The overturned car on Papawai Rd after the 2010 crash which left Trevor Durry paralysed.

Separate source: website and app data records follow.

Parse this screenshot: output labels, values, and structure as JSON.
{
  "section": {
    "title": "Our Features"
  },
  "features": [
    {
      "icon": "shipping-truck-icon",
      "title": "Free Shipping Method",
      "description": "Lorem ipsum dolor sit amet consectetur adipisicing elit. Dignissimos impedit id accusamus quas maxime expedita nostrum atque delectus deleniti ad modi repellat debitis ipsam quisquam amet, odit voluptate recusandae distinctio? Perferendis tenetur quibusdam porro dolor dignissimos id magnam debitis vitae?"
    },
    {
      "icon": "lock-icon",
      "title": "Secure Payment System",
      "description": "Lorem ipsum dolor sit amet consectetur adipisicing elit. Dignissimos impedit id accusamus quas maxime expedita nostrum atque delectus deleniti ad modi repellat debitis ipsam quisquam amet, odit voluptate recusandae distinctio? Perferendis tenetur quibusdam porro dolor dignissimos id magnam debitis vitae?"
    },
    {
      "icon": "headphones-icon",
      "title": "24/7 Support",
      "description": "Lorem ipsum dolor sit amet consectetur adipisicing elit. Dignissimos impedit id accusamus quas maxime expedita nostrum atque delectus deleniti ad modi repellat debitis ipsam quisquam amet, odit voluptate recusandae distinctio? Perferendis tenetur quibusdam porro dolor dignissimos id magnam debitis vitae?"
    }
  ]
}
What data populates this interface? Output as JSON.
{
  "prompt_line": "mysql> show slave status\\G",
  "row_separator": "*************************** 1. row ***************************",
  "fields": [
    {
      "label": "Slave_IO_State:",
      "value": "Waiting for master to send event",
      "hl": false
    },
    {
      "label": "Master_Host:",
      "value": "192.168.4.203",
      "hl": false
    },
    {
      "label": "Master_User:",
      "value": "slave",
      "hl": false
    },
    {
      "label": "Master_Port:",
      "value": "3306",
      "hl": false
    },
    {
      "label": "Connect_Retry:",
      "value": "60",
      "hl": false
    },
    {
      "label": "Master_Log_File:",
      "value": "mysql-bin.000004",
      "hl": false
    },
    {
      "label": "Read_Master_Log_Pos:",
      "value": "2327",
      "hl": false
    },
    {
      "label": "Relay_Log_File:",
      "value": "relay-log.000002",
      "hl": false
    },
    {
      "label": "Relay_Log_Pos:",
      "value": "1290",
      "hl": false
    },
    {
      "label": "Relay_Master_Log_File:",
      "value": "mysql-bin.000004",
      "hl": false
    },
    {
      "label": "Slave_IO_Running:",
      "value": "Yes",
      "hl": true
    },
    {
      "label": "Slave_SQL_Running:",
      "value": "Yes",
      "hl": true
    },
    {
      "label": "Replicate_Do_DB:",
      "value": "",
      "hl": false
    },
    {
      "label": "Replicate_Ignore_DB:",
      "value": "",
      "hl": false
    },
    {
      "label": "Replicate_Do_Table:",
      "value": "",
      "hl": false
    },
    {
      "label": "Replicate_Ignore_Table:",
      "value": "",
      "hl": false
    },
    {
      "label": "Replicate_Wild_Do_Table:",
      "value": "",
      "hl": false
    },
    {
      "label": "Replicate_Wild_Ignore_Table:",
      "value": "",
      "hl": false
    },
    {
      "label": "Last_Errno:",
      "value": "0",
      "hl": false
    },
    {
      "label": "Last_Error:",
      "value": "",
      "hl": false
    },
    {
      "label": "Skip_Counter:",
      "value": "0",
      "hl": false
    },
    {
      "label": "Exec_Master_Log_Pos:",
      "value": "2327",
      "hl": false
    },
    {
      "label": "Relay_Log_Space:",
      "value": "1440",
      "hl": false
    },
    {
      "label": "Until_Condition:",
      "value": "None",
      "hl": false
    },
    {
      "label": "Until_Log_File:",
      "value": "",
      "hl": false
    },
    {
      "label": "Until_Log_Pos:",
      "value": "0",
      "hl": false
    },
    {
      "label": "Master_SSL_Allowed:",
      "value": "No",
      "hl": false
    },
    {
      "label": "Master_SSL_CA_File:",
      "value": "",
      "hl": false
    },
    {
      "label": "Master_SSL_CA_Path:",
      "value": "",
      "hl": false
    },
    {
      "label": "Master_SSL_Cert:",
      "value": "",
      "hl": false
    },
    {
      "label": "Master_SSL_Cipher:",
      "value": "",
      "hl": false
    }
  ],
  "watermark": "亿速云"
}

PHOTO/FILE


Trevor Durry doesn’t want other teenagers making the same “spur of the moment” decision which left him permanently paralysed from the waist down.

The former Kuranui College student was left with a severed spinal cord in 2010 after a lunchtime joyride with his friends on the notorious Papawai Rd ended in a high-speed crash.

Eight years on, the 25-year-old from Martinborough is sharing his story with Year 12 students around the region in hope it will help even one student think twice before getting in a car.

“I’m just trying get someone else to not make the dumb decisions I did,” he said.

Speaking at the Rotary Youth Driver Awareness Programme (RYDA) yesterday, Mr Durry was positive about the life he had created for himself since the accident – a new job at the Little Square Pizza in Martinborough and a successful six years of involvement with the Martinborough rugby club, including a coaching role last year.

But the message he delivered to students showed the stark reality of what can happen out on the road.

“I wouldn’t wish this upon anyone.”

Mr Durry retold the story of how he had decided to return to school after previously leaving for a job.

“It was my first day back and me and a few mates decided to leave school to go and get a feed,” he said.

They soon found themselves racing another car and travelling at 120kmh down Papawai Rd before their driver lost control, causing the car to slide and roll.

The driver was on a restricted licence, and Mr Durry was not wearing a seatbelt.

“I was the worst off,” he said.

The students were encouraged to ask questions about the accident to come up with their own strategies on how accidents such as his could be avoided.

Although he was a bit apprehensive about speaking in front of a large group, he was more than happy to share his experiences with others.

“I’m just trying to help one person give it a second thought and to speak up like some people in our car did — but it was too late for us.”

He admits the changes in his life means he will “always be at a disadvantage” but doesn’t let it affect his outlook on life.

He casually described his situation as “a bit of a pain in the ass really”.

“I just smiled and got on with it.”

Mr Durry will continue to deliver his message to students throughout the week as part of a series of practical workshops which challenge students to change the way they think about road safety and lay the foundation for safe road use throughout their lives.